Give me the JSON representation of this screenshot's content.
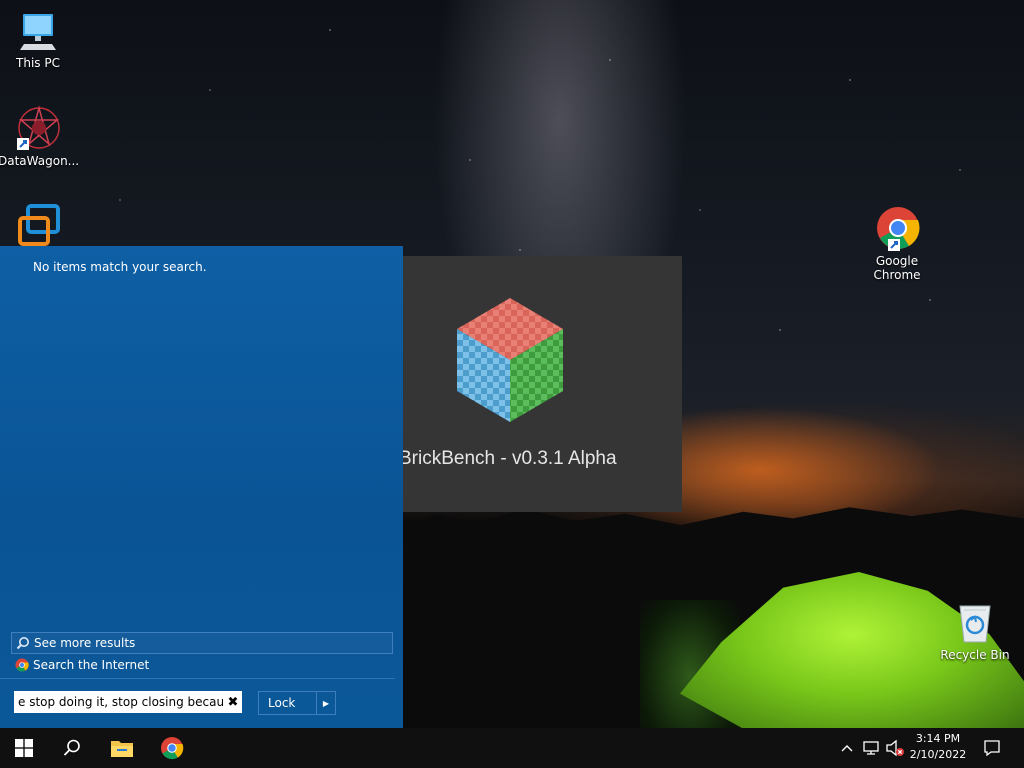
{
  "desktop": {
    "icons": [
      {
        "label": "This PC",
        "icon": "this-pc-icon"
      },
      {
        "label": "DataWagon...",
        "icon": "datawagon-icon"
      },
      {
        "label": "",
        "icon": "app-window-icon"
      },
      {
        "label": "Google\nChrome",
        "icon": "chrome-icon"
      },
      {
        "label": "Recycle Bin",
        "icon": "recycle-bin-icon"
      }
    ]
  },
  "splash": {
    "title": "BrickBench - v0.3.1 Alpha",
    "colors": {
      "top": "#d9655a",
      "left": "#5aa8d6",
      "right": "#4caa4c",
      "background": "#353535"
    }
  },
  "start_menu": {
    "no_match_text": "No items match your search.",
    "see_more_label": "See more results",
    "search_internet_label": "Search the Internet",
    "search_value": "e stop doing it, stop closing because",
    "clear_glyph": "✖",
    "lock_label": "Lock",
    "lock_arrow": "▶",
    "accent": "#0b5898"
  },
  "taskbar": {
    "items": [
      "start-button",
      "search-button",
      "file-explorer",
      "chrome"
    ],
    "tray_icons": [
      "show-hidden-icons",
      "network-icon",
      "volume-muted-icon"
    ],
    "time": "3:14 PM",
    "date": "2/10/2022"
  }
}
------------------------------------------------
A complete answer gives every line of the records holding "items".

→ RESPONSE TO THE EXERCISE:
    "no_match_text": "No items match your search.",
    "items": [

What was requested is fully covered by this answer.